Achieve a Better Life Experience (ABLE) Accounts are special savings accounts for people with disabilities. The accounts provide a way for families to save for needed future expenses (living, working, health-related needs) while maintaining eligibility for public programs.
Assets in an ABLE account and funds taken out of the account for qualifying expenses will be disregarded or receive special treatment when determining a person’s eligibility for federal means-tested benefits (for example, SSI or Medicaid).

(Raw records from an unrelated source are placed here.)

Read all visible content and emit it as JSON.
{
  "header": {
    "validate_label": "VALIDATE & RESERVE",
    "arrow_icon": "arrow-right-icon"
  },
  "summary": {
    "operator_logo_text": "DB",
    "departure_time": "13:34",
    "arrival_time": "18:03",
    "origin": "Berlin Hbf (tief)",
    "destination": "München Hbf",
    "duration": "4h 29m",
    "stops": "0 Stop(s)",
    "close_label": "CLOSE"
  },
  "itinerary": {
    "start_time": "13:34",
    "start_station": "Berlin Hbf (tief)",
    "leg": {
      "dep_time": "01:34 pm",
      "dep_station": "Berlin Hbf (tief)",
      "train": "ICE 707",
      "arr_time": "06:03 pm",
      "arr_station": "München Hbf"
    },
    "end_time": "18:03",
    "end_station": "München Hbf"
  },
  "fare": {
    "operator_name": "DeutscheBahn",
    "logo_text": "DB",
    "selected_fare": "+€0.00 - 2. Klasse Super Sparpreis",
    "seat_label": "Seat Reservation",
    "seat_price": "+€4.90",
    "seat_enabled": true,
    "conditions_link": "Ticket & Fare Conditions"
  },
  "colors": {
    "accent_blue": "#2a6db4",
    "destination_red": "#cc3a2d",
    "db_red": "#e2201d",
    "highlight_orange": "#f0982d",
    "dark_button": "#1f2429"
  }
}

Current federal law limits these accounts to individuals who have become disabled by age 26. The account beneficiary (the family member with a disability) can be any age when the account is set up. One account is allowed per person and a maximum of $15,000* per year (if unemployed) and up to $27,060* (if the beneficiary is employed and adding their own income) can be saved in an ABLE account. There are total lifetime limits in an ABLE account depending on which state the account is held in ($300,000 – $500,000).
*These amounts will be adjusted annually.
Can I Go to a Local Bank and Open an ABLE Account?
No, ABLE accounts can only be opened by working with a state ABLE program. Changes to
Wisconsin law eliminated the creation of a Wisconsin-based ABLE program, but provisions under the federal ABLE Act allow citizens of one state to open an account in another state (if that state allows for out-of-state residents).
Wisconsin residents can now open ABLE accounts through state-sponsored ABLE programs in over 20 states. To view a listing of state-sponsored ABLE programs that are open to out-of-state residents go to the ABLE National Resource Center at ablenrc.org
What Can the Funds in an ABLE Account be Used For?
Funds need to be used for “qualified disability expenses.” Disability expenses may include the costs for education, housing, transportation, employment training and support, assistive technology, personal support services, health care expenses, financial management and administrative services and other expenses which help improve health, independence, and/or quality of life. Under current IRS rules receipts or proof of what these funds are used for are not required.
How to Compare ABLE Account Programs
The ABLE National Resource Center has created a list of questions (below) and a tool to help families compare ABLE programs. Go to ablenrc.org/state_compare/ to use this comparison tool.
- Does this program offer enrollment to out of state residents?
- Who is the program administrator?
- Is there an initial minimum contribution requirement to open an ABLE account? If so, how much?
- Is there an annual set fee to maintain the account? If so, how much?
- Is there a required minimum contribution to your account? If so, what is the amount?
- Are there fees or restrictions to the number of disbursements you are allowed? If so, what are they?
- Can I roll over my ABLE account to another ABLE program? If so, what is the fee to do so?
- Is there a “debit card/purchasing card” available with the program? If so, what is the added cost?
- Who is the investment manager?
- How many investment options are associated with the program?
- Do those investment options vary in risk?
- Is there a fee associated with the investment choices? If so, how much?
- Are there other characteristics unique to your program?
How Can I Learn More about ABLE Programs and Changes to the ABLE Act?
The ABLE National Resource Center at ablenrc.org or 1.202.296.2040 provides background on the ABLE Act, updates on legislative changes and resources on state programs and can help answer questions about opening an ABLE account.
If you have questions or need help finding services, contact the following organizations:
- Regional Centers for Children and Youth with Special Health Care Needs: wisconsin.gov/cyshcn/regionalcenters.htm
- Well Badger Resource Center: 1-800-642-7837 or wellbadger.org